Trading can be an incredibly complex lifestyle choice. From forex trading to commodities trading and CFDs, there’s a mind-boggling number of ways that you can trade. Some will be suited to you and your lifestyle, others won’t be. To help you decide which is best for you, in this post we compare spread betting with buying stocks.
With spread betting, as opposed to buying an asset, you bet on the price movement of an asset, either going up (known as going long) or down (known as going short). For most assets, the minimum stake is £1 per point, which gives you exposure to 100 shares. If the share price moves 1p (also known as 1 pip), you can make £1. If it moves in the other direction to your bet by 1p, you would lose £1. Buy stocks with high dividend, you can find out more about them here.
The main advantage of spread betting is that you can accrue some impressive tax-free gains. You can make money regardless of whether markets are rising or falling, so there’s money to be made in the bad times as well as the good.
To protect yourself against losses, you have to put down a margin. This is also known as notional trading requirement or deposit factor and is usually a percentage of your exposure. The percentage it makes up is dependent on volatility and liquidity of the underlying asset.
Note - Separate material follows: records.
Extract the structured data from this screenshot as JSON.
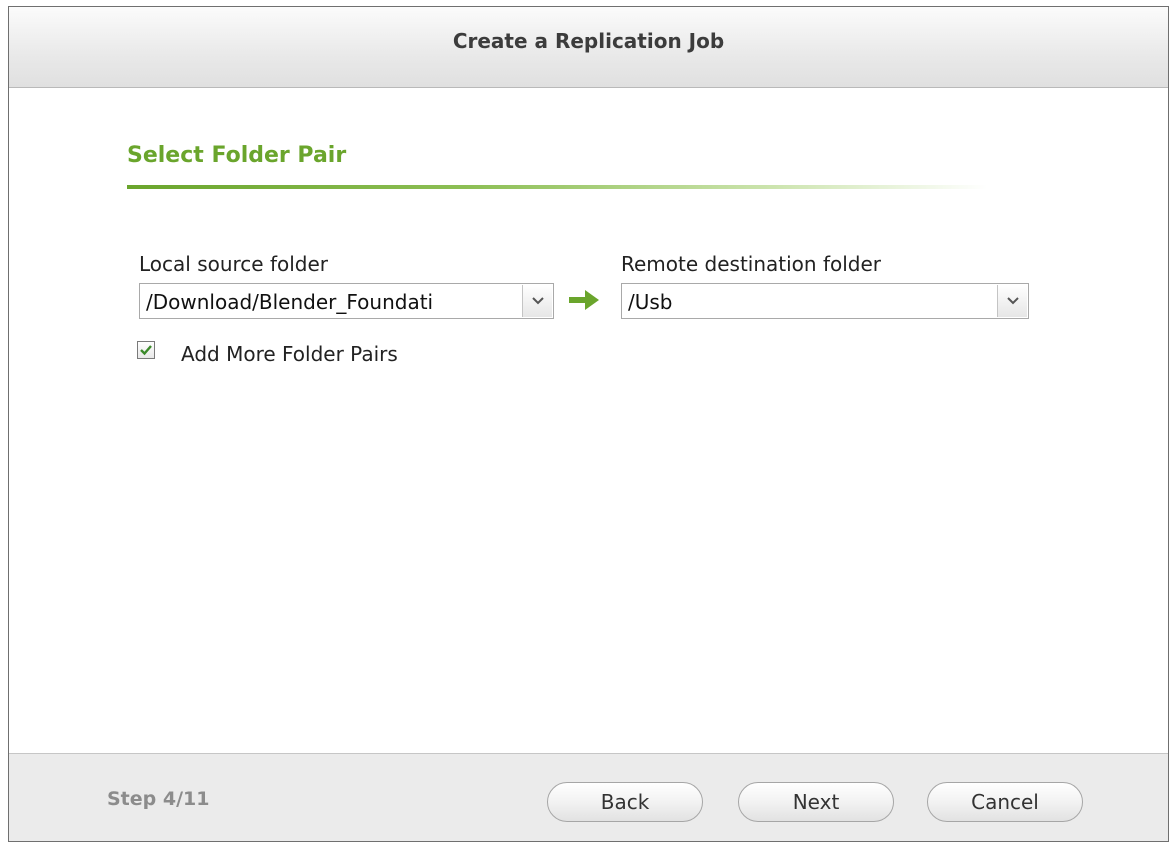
{
  "dialog": {
    "title": "Create a Replication Job"
  },
  "section": {
    "title": "Select Folder Pair"
  },
  "source": {
    "label": "Local source folder",
    "value": "/Download/Blender_Foundati"
  },
  "destination": {
    "label": "Remote destination folder",
    "value": "/Usb"
  },
  "add_more": {
    "label": "Add More Folder Pairs",
    "checked": true
  },
  "footer": {
    "step": "Step 4/11",
    "back_label": "Back",
    "next_label": "Next",
    "cancel_label": "Cancel"
  },
  "colors": {
    "accent": "#6aa52c"
  },
  "icons": {
    "dropdown": "chevron-down-icon",
    "arrow": "arrow-right-icon",
    "check": "check-icon"
  }
}
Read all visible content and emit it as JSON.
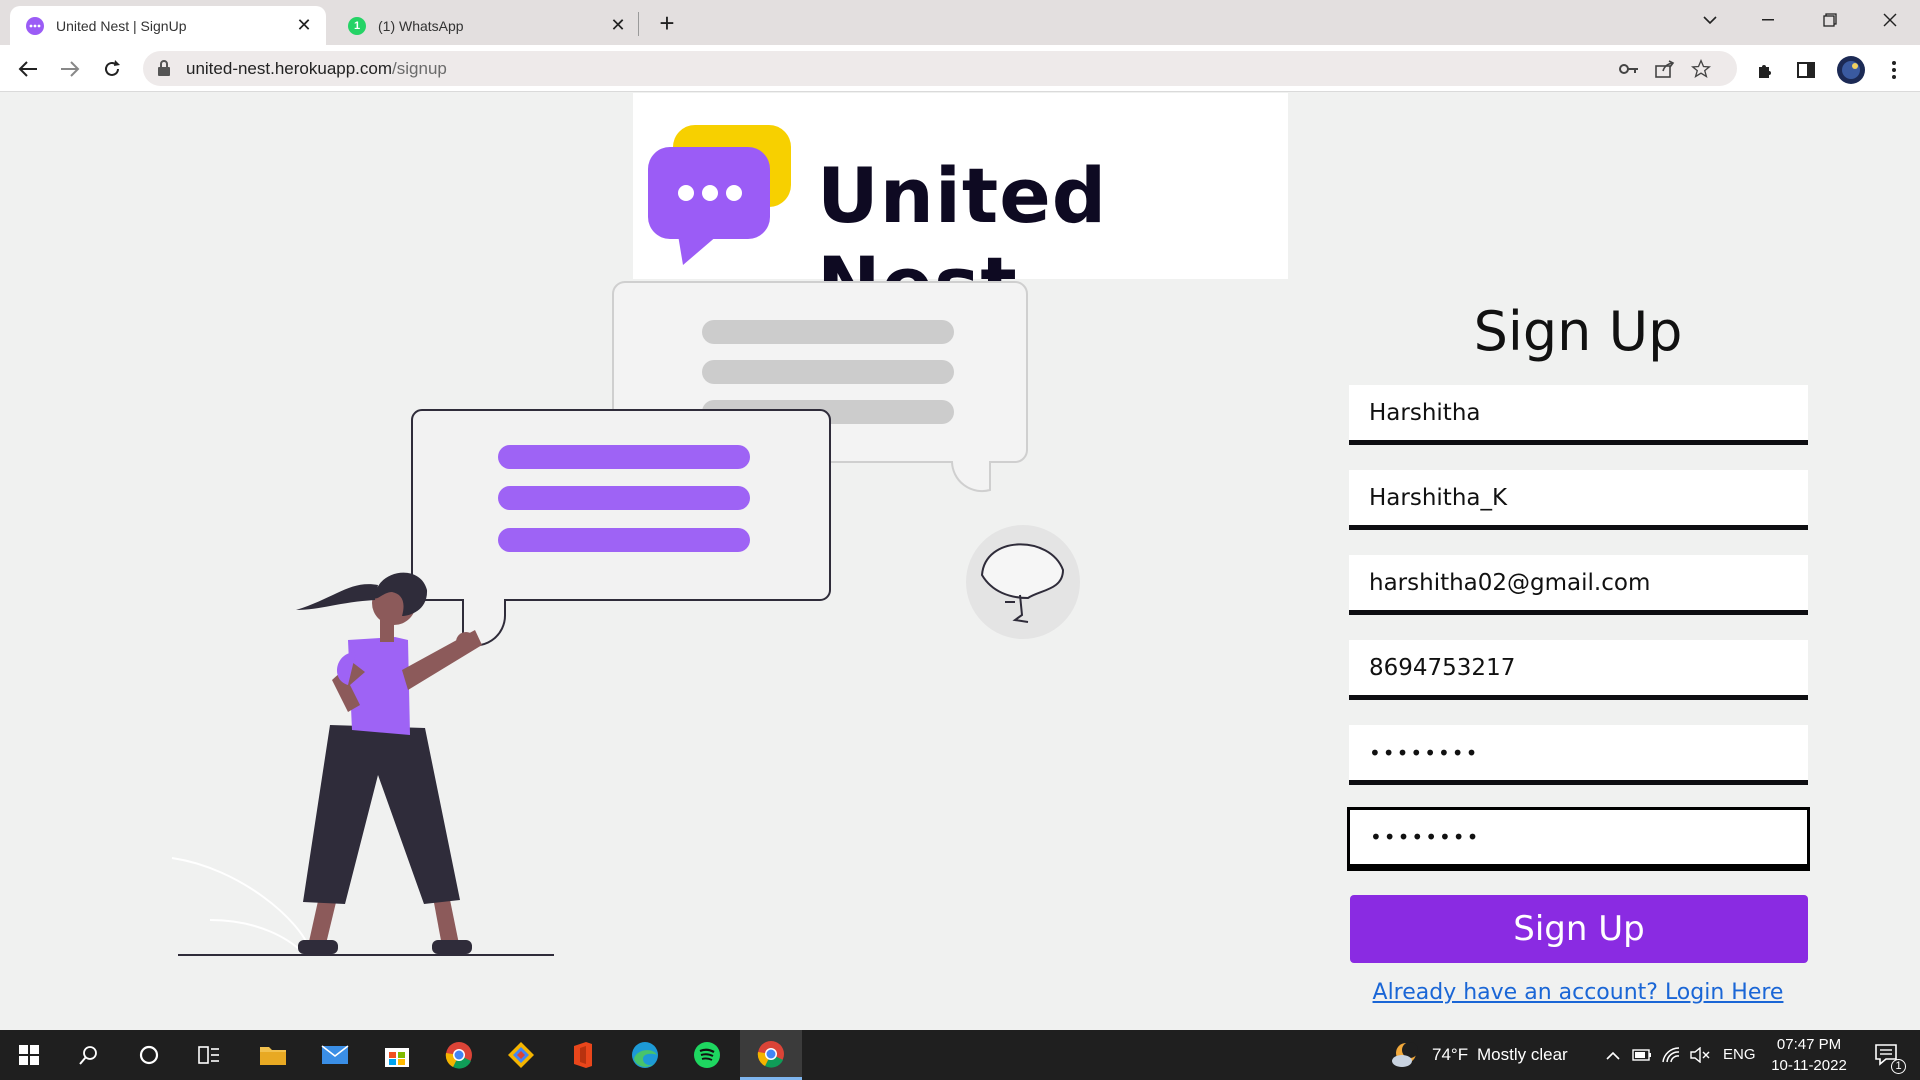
{
  "browser": {
    "tabs": [
      {
        "label": "United Nest | SignUp",
        "active": true
      },
      {
        "label": "(1) WhatsApp",
        "active": false,
        "badge": "1"
      }
    ],
    "url_host": "united-nest.herokuapp.com",
    "url_path": "/signup"
  },
  "logo": {
    "text": "United Nest"
  },
  "form": {
    "title": "Sign Up",
    "fields": [
      {
        "value": "Harshitha"
      },
      {
        "value": "Harshitha_K"
      },
      {
        "value": "harshitha02@gmail.com"
      },
      {
        "value": "8694753217"
      },
      {
        "value": "••••••••"
      },
      {
        "value": "••••••••"
      }
    ],
    "submit_label": "Sign Up",
    "login_link": "Already have an account? Login Here"
  },
  "taskbar": {
    "weather_temp": "74°F",
    "weather_text": "Mostly clear",
    "language": "ENG",
    "time": "07:47 PM",
    "date": "10-11-2022",
    "notification_count": "1"
  },
  "colors": {
    "accent_purple": "#8a2be2",
    "illustration_purple": "#9e63f5",
    "logo_yellow": "#f7d000",
    "logo_purple": "#9b5cf6",
    "link_blue": "#1a66d6"
  }
}
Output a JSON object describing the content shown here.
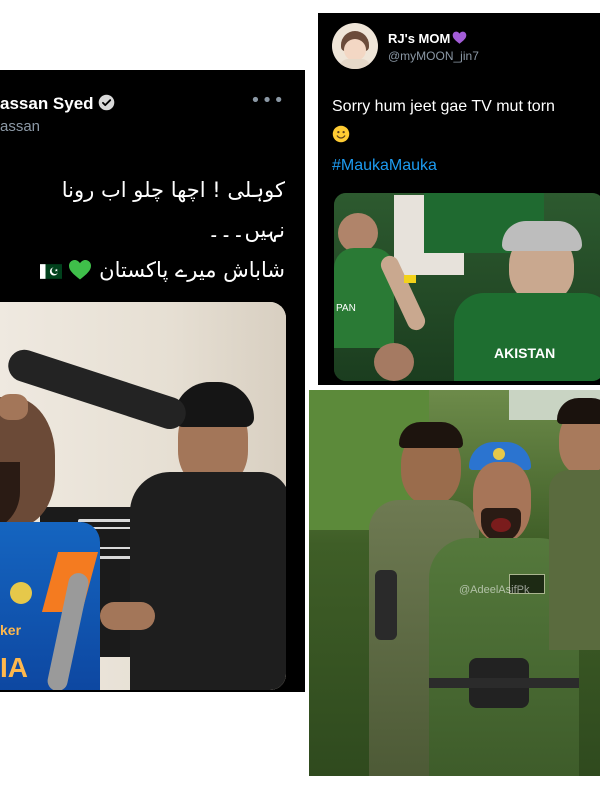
{
  "left_tweet": {
    "author_name": "assan Syed",
    "author_handle": "assan",
    "more_icon": "more-dots-icon",
    "verified_icon": "verified-badge-icon",
    "text_line1": "کوہلی ! اچھا چلو اب رونا نہیں۔۔۔",
    "text_line2": "شاباش میرے پاکستان",
    "emoji_heart": "green-heart-icon",
    "emoji_flag": "pakistan-flag-icon",
    "photo_jersey_text": "ker",
    "photo_jersey_text2": "IA"
  },
  "right_tweet": {
    "author_name": "RJ's MOM",
    "name_heart": "purple-heart-icon",
    "author_handle": "@myMOON_jin7",
    "text": "Sorry hum jeet gae TV mut torn",
    "emoji_smile": "slightly-smiling-face-icon",
    "hashtag": "#MaukaMauka",
    "photo_jersey_text": "AKISTAN",
    "photo_banner_text": "PAN"
  },
  "bottom_photo": {
    "watermark": "@AdeelAsifPk"
  },
  "colors": {
    "tweet_bg": "#000000",
    "hashtag": "#1d9bf0",
    "handle": "#8b98a5",
    "verified": "#d9d9d9",
    "green_heart": "#3fbf4a",
    "purple_heart": "#a35dd8"
  }
}
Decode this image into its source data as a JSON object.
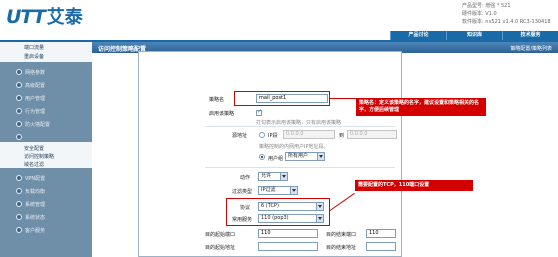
{
  "header": {
    "logo_latin": "UTT",
    "logo_cn": "艾泰",
    "info_lines": [
      "产品型号: 增强 * 521",
      "硬件版本: V1.0",
      "软件版本: nv521 v1.4.0 RC3-130418"
    ],
    "nav": [
      "产品讨论",
      "知识库",
      "技术服务"
    ]
  },
  "sidebar": {
    "top_items": [
      "端口流量",
      "重启设备"
    ],
    "items": [
      "网络参数",
      "高级配置",
      "用户管理",
      "行为管理",
      "防火墙配置",
      "",
      "VPN配置",
      "负载均衡",
      "系统管理",
      "系统状态",
      "客户服务"
    ],
    "expanded": [
      "安全配置",
      "访问控制策略",
      "域名过滤"
    ]
  },
  "main": {
    "title": "访问控制策略配置",
    "right_link": "策略配置/策略列表"
  },
  "form": {
    "policy_name_label": "策略名",
    "policy_name_value": "mail_post1",
    "enable_label": "启用该策略",
    "enable_hint": "打勾表示启用该策略，只有启用该策略",
    "source_label": "源地址",
    "ip_range_label": "IP段",
    "ip_from": "0.0.0.0",
    "to_label": "到",
    "ip_to": "0.0.0.0",
    "source_hint": "策略控制的内网用户IP地址段。",
    "user_group_label": "用户组",
    "user_group_value": "所有用户",
    "action_label": "动作",
    "action_value": "允许",
    "filter_type_label": "过滤类型",
    "filter_type_value": "IP过滤",
    "protocol_label": "协议",
    "protocol_value": "6 (TCP)",
    "service_label": "常用服务",
    "service_value": "110 (pop3)",
    "dst_port_start_label": "目的起始端口",
    "dst_port_start_value": "110",
    "dst_port_end_label": "目的结束端口",
    "dst_port_end_value": "110",
    "dst_addr_start_label": "目的起始地址",
    "dst_addr_end_label": "目的结束地址"
  },
  "annotations": {
    "note1": "策略名：定义该策略的名字，建议设置和策略相关的名字，方便后续管理",
    "note2": "需要配置的TCP，110端口设置"
  },
  "colors": {
    "brand": "#1a6aa8",
    "sidebar": "#6f8ea8",
    "annotation": "#d40000"
  }
}
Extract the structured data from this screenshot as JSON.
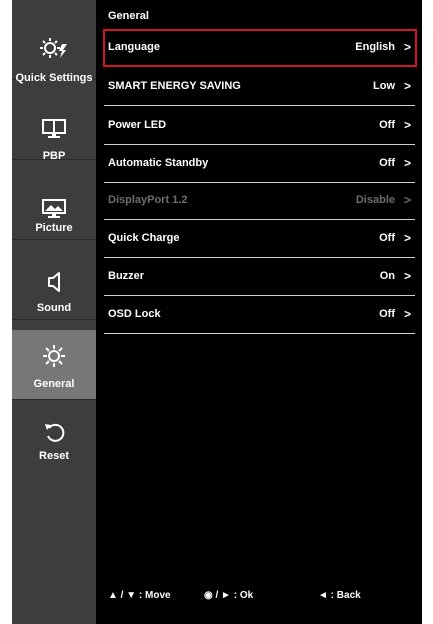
{
  "sidebar": {
    "items": [
      {
        "label": "Quick Settings",
        "icon": "quick-settings-icon"
      },
      {
        "label": "PBP",
        "icon": "pbp-icon"
      },
      {
        "label": "Picture",
        "icon": "picture-icon"
      },
      {
        "label": "Sound",
        "icon": "speaker-icon"
      },
      {
        "label": "General",
        "icon": "gear-icon"
      },
      {
        "label": "Reset",
        "icon": "reset-icon"
      }
    ],
    "active": "General"
  },
  "main": {
    "title": "General",
    "rows": [
      {
        "name": "Language",
        "value": "English"
      },
      {
        "name": "SMART ENERGY SAVING",
        "value": "Low"
      },
      {
        "name": "Power LED",
        "value": "Off"
      },
      {
        "name": "Automatic Standby",
        "value": "Off"
      },
      {
        "name": "DisplayPort 1.2",
        "value": "Disable"
      },
      {
        "name": "Quick Charge",
        "value": "Off"
      },
      {
        "name": "Buzzer",
        "value": "On"
      },
      {
        "name": "OSD Lock",
        "value": "Off"
      }
    ],
    "chevron": ">"
  },
  "footer": {
    "move": "▲ / ▼ : Move",
    "ok": "◉ / ► : Ok",
    "back": "◄ : Back"
  },
  "colors": {
    "sidebar_bg": "#3d3d3d",
    "active_bg": "#777777",
    "selection_border": "#d0171e",
    "disabled_text": "#6d6d6d"
  }
}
The key benefit of spread betting is leveraging. This means that you need less money than if you were holding the asset physically. For instance, putting down a £100 margin could give you £1,000 of exposure in the market.
Additionally, there are a wide range of tradable investments, so you can diversify your portfolio. These include everything from UK shares to indices and commodities such as oil.
The final pro to spread betting is that it’s tax free. There’s no stamp duty to be paid on purchases and no capital gains or income tax if you’re a UK resident. But, if you make losses, you can’t offset them against other gains on your tax returns. You can read more about spread betting and tax in the UK here.
Of course, the major disadvantage when it comes to spread betting is the potential to lose large sums of money when the market moves against you. You could potentially lose thousands on the movement of only a couple of pips. In addition, when spread betting, it’s important to realise that because you’re using leveraging and even betting on the margin, losses can be magnified.
With spread betting, you can lose more than your original investment, so never spread bet with money that you’re not prepared to lose. It’s also important to not get too intrigued by the tax-free savings due to this.
To help, responsible lenders will try to minimise the impact of this for you. Some brokers will issue margin calls if you’re set to exceed the margin you set. Some will even close a position for you automatically if you slip into the red or lose a large sum.
In summary, it’s important to remember that even though spread betting can be incredibly lucrative, it certainly isn’t for the faint-hearted. As such, it’s recommended that you trial a demo account before you begin trading.
Stocks are a form of ownership. When you buy a stock, you’re effectively investing in the future of a company and the stocks that you hold represent participation in a company’s growth i.e. by buying stocks, you believe that the company will grow and be worth more in the future (whether you hold the stock long or short term is your decision).
As a general rule, when you buy stocks, you’re not given promises about the future of a company and the profitability of the stocks you buy is entirely dependent upon the value of the company increasing. If a company’s profits grow while you own your stocks, you’ll make money. If a company’s profits slide while you hold your stocks, you’ll lose money.
Stocks are a good idea for risk-taking investors. They’re also a good option if you prefer the benefit of having partial ownership in a company. When you match this with the potential of an unlimited rise in stock price, it’s a potentially lucrative investment. I mean, imagine how much you would have earned if you’d invested in Apple from the very beginning.
Depending on the size of the company you invest in, and the number of stocks you buy, you can also get a say in board meetings and at the company’s AGM, so you can have an actual say in the way that the business is run.
However, like with spread betting, the main disadvantage is that losses are almost limitless. If a company goes out of business, then you’ll lose all of your investment. To limit losses, a number of investors have both stocks and bonds. You can also offset the risk here by diversifying your portfolio as much as possible – it’s never wise to put all of your eggs in one basket.
If you invest in stocks via a mutual fund or an equity fund then you may also be charged a significant sum for your investment. Again though, you can offset this slightly by shopping around for the best deal. However, if you invest through a fund like this, you also probably won’t get an AGM vote.
Finally, if you invest in stocks, you’ll have unknown returns, so you can’t plan your finances in advance.
In summary, there are a number of pros and cons to investing in both spread betting and stocks. It’s more than likely that one is more suited to you than the other so ensure that you read about both thoroughly and carefully, and that you understand the level of risk involved before you begin trading. Wherever possible, you should also try a demo account before using your actual money. These are great at helping you try out different trading strategies as well as ensuring that the product is right for you before you begin.